WHAT TO PRODUCE: Wherever the line that contains "Decode this image" falls, repeat it and the lines after it exactly until the records end, without any pictures.

[Data records for software interfaces]
- - -

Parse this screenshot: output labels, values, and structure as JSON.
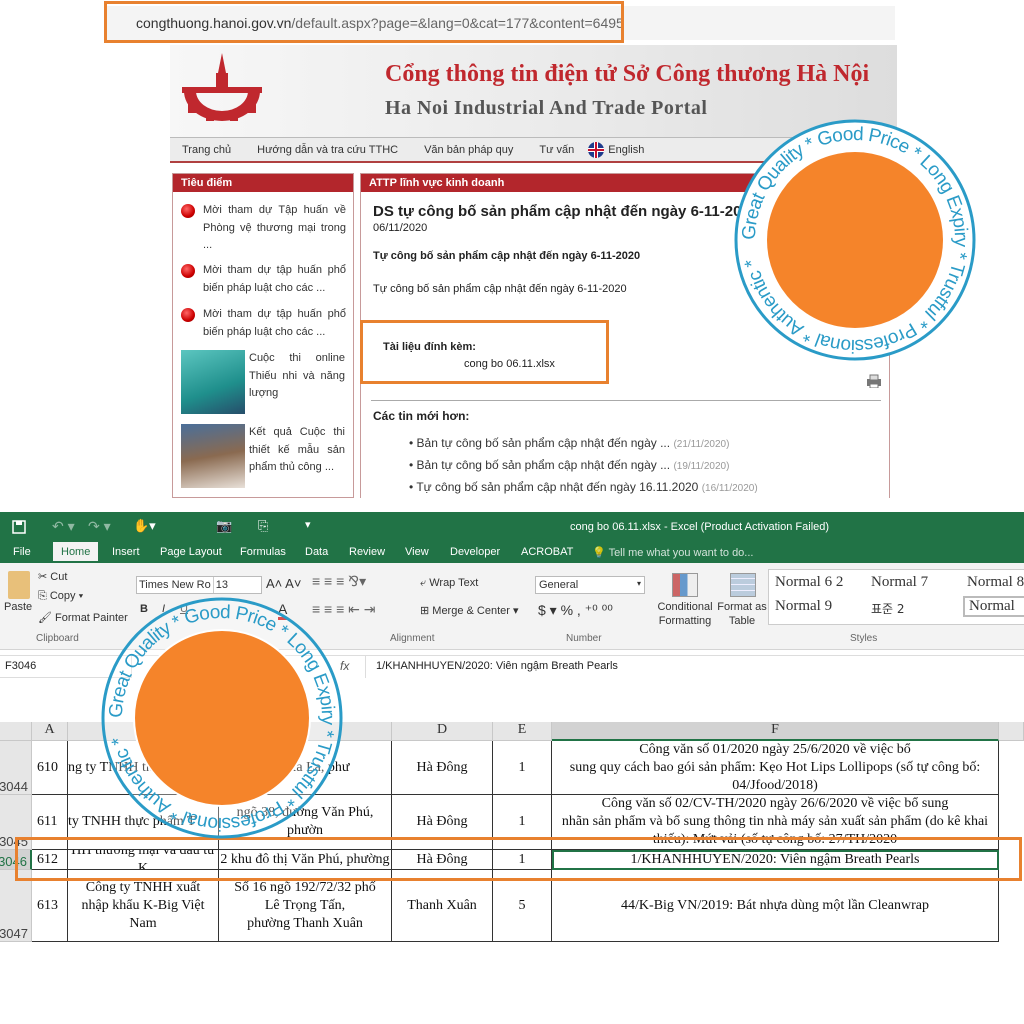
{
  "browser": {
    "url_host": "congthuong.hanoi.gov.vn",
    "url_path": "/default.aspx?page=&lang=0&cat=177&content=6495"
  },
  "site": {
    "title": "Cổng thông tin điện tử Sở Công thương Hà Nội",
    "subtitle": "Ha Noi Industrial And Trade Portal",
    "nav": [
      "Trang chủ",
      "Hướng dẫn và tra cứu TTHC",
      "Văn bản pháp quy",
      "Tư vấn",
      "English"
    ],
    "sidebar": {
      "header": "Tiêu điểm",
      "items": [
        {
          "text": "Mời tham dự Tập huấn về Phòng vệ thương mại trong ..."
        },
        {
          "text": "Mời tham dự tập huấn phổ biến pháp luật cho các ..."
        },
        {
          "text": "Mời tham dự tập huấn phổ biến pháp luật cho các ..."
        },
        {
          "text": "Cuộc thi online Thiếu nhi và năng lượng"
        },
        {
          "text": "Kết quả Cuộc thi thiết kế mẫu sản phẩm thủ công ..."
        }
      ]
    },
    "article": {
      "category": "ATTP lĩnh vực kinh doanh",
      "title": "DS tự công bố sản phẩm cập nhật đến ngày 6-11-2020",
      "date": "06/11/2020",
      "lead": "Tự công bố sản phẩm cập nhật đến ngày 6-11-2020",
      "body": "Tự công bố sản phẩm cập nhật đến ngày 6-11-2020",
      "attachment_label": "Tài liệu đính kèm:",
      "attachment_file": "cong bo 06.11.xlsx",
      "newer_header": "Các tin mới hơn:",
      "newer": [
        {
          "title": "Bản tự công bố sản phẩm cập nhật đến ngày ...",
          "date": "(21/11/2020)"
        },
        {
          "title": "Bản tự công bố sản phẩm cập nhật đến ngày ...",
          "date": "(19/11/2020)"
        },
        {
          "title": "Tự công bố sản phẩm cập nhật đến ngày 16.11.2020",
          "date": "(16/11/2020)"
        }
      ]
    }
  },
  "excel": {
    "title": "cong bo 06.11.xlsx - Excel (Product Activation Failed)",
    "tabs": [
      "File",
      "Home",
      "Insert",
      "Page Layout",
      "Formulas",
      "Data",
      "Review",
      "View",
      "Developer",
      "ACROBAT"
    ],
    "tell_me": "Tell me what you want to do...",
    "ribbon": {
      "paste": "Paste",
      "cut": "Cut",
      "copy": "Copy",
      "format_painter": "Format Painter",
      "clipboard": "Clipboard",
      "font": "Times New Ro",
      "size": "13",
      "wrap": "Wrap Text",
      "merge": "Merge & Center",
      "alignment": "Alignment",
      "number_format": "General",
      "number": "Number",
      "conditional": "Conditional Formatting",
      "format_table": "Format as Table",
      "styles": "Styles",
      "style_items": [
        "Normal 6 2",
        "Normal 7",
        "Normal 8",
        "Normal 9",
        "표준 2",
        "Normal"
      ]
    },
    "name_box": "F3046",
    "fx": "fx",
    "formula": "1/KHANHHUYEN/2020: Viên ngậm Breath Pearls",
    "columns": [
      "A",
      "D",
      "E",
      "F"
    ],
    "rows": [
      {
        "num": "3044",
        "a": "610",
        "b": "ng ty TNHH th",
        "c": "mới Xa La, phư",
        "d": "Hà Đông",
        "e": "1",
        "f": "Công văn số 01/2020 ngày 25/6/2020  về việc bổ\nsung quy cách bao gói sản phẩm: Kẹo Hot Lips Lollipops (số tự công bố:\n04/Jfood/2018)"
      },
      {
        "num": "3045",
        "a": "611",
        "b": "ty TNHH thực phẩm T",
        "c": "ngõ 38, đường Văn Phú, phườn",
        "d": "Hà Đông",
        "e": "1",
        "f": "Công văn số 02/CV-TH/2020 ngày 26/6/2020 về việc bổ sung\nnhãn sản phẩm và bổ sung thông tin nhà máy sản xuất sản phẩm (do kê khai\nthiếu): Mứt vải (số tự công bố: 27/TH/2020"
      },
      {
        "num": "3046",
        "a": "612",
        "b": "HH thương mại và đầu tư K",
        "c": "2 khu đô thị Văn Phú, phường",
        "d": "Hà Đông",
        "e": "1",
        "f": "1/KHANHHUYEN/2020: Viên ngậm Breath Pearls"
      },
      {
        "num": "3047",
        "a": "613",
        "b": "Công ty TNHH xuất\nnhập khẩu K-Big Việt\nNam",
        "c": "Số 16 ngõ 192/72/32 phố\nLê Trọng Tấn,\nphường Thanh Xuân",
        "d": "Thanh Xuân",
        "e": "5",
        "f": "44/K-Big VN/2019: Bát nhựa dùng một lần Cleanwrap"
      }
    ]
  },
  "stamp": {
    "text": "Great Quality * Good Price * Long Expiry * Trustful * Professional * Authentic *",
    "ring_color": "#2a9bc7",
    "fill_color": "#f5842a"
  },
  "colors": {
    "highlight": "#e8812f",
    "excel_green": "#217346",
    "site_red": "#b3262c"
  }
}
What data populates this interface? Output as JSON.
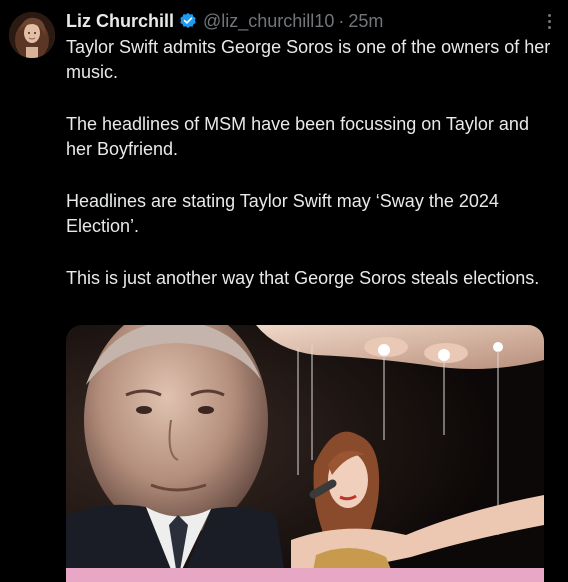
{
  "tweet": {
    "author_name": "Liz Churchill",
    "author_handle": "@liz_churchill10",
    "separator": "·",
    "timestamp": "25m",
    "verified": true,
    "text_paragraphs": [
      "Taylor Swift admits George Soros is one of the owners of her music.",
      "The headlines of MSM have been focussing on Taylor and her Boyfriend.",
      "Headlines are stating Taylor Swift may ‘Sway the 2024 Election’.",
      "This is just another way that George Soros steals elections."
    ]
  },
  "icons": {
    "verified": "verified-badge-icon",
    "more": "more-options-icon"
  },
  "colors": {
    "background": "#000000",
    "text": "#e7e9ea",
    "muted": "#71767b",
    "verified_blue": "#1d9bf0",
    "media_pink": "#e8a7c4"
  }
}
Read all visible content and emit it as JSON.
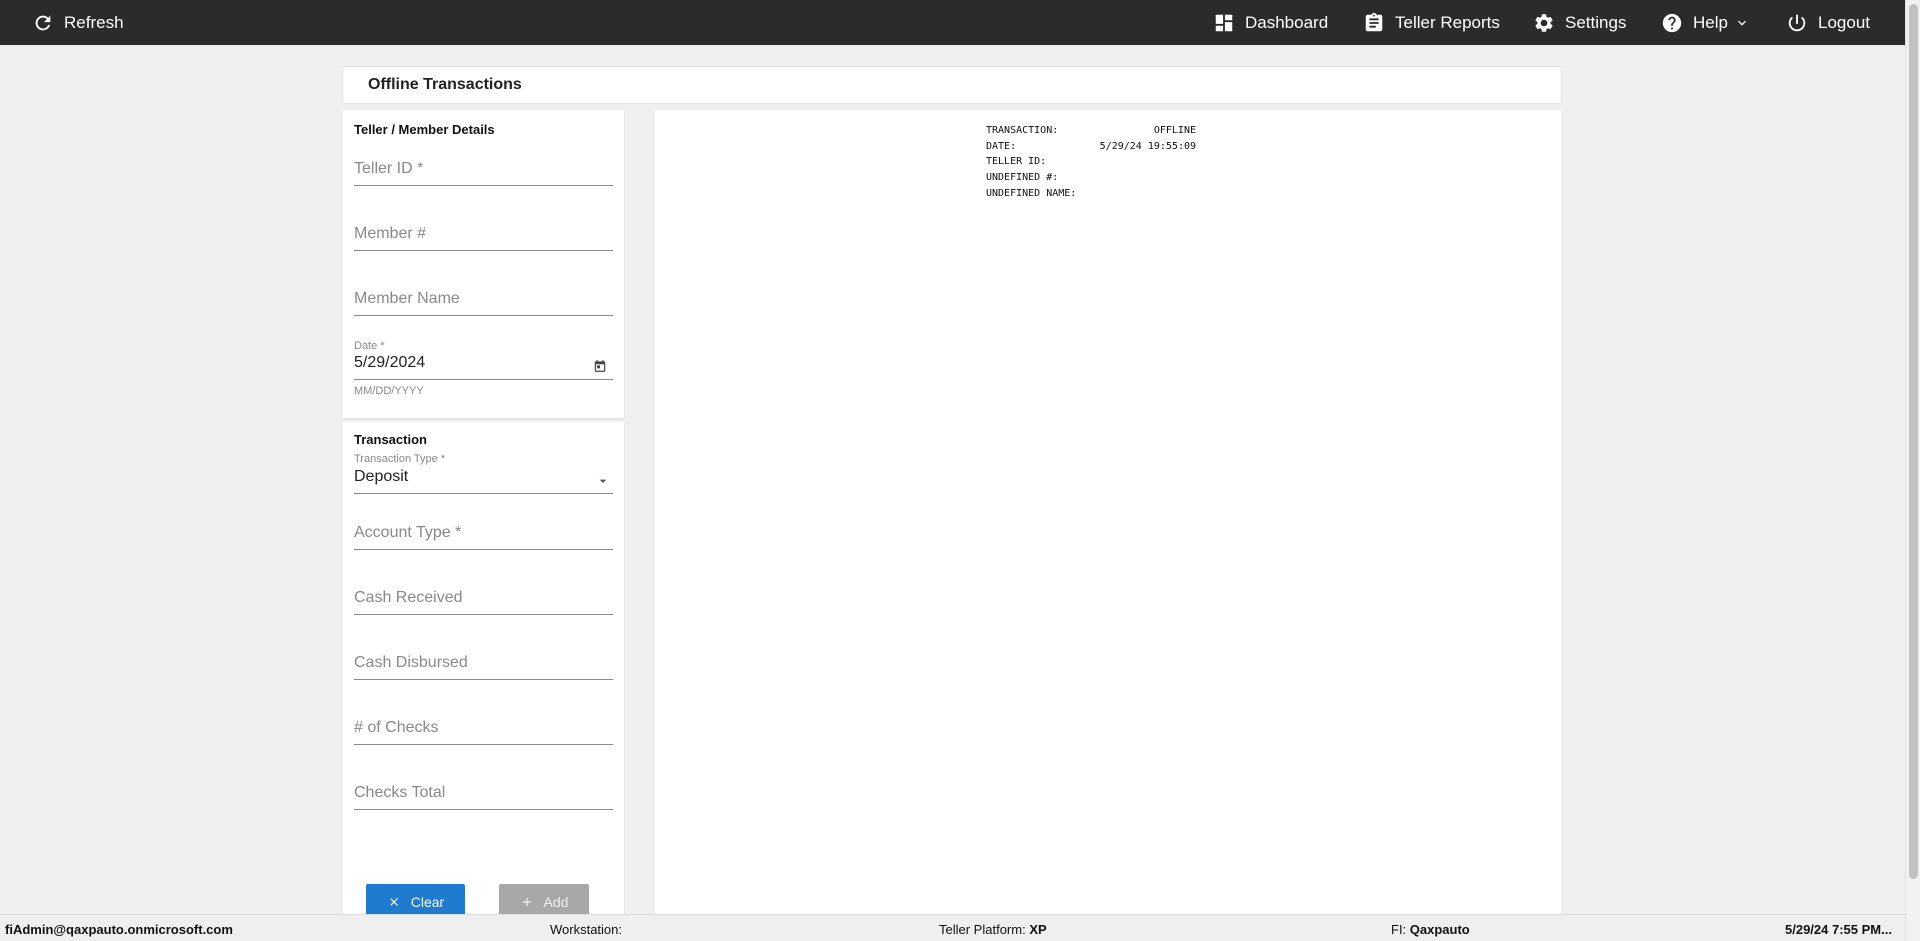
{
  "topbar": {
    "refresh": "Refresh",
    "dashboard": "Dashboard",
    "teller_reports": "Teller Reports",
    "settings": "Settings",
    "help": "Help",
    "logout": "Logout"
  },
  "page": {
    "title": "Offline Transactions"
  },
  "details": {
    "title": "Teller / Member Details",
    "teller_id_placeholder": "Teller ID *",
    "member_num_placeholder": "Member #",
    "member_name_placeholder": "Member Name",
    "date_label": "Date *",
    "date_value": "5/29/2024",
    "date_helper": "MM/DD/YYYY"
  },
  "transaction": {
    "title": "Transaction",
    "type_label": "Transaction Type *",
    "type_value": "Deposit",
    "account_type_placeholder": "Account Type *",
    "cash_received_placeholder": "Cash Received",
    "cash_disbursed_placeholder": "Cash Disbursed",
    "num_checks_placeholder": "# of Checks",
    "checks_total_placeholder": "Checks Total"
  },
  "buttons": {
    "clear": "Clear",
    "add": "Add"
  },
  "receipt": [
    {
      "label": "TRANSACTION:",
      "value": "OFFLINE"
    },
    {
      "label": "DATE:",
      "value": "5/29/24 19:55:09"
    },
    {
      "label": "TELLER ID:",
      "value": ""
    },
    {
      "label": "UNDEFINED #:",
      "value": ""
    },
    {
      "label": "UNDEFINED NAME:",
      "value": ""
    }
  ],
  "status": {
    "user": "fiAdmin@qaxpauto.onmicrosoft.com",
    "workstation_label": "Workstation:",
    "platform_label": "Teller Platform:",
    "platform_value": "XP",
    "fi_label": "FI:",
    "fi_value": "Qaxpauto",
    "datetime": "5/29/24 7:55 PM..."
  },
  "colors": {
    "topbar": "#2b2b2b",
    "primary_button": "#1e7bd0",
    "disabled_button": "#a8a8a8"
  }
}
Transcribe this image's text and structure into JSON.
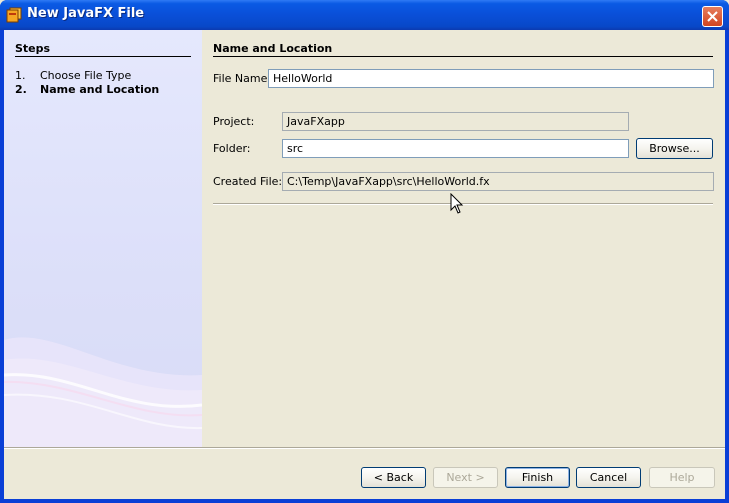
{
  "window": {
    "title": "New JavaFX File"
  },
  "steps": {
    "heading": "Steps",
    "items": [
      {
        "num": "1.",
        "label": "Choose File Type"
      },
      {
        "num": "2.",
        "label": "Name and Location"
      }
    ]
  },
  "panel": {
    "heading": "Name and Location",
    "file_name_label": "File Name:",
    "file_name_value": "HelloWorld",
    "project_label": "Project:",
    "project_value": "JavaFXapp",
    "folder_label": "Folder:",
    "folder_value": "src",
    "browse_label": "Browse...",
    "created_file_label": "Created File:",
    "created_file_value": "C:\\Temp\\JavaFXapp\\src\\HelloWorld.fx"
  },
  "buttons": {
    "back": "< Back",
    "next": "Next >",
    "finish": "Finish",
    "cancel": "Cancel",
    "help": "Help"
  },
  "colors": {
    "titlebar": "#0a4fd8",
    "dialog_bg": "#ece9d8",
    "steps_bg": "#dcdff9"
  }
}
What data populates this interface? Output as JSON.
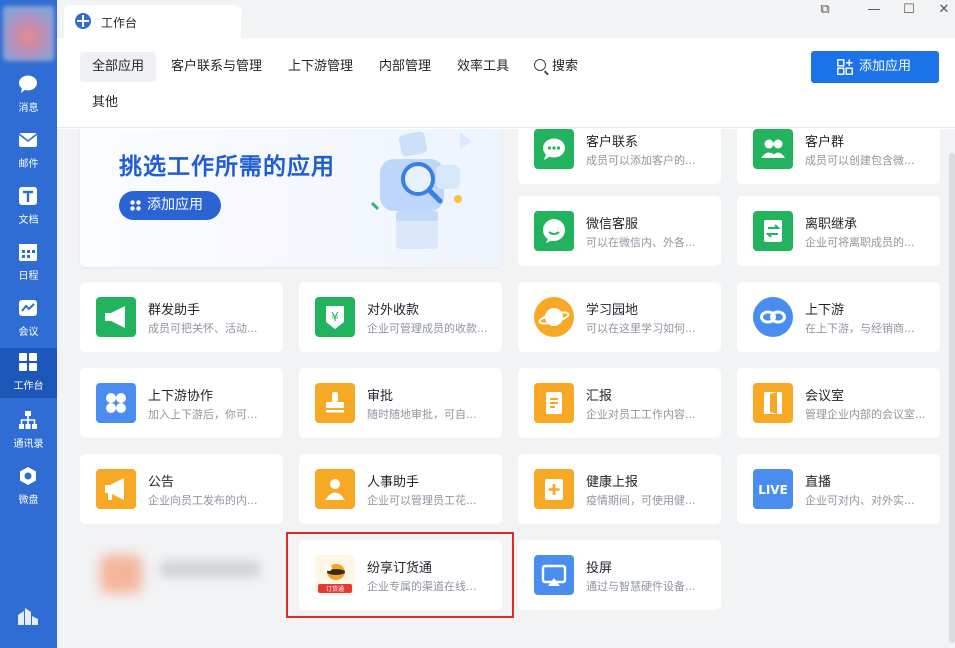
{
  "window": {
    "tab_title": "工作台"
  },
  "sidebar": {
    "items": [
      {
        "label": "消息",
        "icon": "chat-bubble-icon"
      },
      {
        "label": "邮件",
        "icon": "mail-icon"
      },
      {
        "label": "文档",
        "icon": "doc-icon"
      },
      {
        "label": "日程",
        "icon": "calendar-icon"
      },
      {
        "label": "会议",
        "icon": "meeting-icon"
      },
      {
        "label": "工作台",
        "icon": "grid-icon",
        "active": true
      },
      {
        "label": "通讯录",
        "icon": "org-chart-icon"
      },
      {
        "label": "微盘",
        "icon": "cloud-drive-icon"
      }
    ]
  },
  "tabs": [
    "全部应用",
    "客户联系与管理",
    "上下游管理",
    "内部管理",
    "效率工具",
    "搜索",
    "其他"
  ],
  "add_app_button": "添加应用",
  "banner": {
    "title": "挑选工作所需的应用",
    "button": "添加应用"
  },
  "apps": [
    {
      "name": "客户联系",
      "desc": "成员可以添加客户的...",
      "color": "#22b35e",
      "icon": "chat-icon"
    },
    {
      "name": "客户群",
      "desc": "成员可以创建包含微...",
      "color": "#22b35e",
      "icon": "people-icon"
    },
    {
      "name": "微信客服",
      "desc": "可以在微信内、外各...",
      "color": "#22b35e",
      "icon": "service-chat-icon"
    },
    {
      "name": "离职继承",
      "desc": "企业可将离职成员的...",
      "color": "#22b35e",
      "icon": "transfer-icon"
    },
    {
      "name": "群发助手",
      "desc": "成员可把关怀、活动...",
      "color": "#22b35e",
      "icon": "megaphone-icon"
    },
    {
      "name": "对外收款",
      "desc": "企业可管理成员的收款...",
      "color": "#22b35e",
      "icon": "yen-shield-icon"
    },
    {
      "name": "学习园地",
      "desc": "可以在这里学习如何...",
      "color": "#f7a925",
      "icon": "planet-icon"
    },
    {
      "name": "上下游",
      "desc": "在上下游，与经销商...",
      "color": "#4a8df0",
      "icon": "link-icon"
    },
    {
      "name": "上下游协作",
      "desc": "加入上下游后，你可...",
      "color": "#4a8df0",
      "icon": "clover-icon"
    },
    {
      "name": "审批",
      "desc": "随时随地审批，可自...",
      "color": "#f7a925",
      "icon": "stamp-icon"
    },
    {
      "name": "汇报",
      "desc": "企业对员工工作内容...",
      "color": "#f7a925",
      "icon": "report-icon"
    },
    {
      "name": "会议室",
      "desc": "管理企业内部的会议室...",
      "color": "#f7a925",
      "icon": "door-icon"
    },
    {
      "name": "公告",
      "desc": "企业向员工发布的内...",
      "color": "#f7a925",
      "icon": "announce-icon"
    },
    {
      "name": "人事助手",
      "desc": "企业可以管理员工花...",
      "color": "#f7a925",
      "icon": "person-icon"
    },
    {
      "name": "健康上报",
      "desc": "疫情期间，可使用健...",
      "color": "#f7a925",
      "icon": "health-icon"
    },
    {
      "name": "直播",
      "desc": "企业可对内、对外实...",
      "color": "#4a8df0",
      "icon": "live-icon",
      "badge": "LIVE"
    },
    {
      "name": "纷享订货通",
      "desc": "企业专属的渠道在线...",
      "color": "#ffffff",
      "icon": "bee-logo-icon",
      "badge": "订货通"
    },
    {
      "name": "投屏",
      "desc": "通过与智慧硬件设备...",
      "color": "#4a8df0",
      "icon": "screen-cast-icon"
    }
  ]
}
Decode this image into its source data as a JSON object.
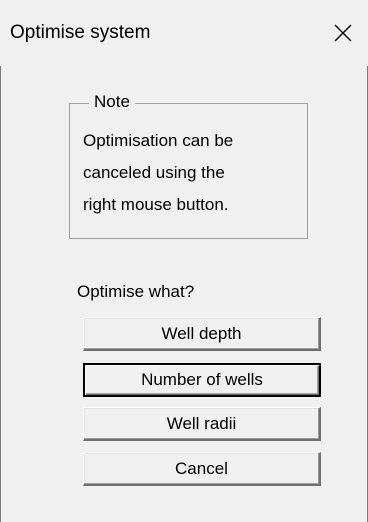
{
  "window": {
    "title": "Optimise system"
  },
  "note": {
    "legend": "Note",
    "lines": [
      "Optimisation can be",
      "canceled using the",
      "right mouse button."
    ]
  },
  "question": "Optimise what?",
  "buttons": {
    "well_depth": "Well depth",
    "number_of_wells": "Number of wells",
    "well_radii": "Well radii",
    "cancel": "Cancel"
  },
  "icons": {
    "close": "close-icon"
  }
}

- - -

COMPLETED EXERCISE:
Decode this image into its source data as a JSON object.
{
  "window": {
    "title": "Optimise system"
  },
  "note": {
    "legend": "Note",
    "lines": [
      "Optimisation can be",
      "canceled using the",
      "right mouse button."
    ]
  },
  "question": "Optimise what?",
  "buttons": {
    "well_depth": "Well depth",
    "number_of_wells": "Number of wells",
    "well_radii": "Well radii",
    "cancel": "Cancel"
  },
  "icons": {
    "close": "close-icon"
  }
}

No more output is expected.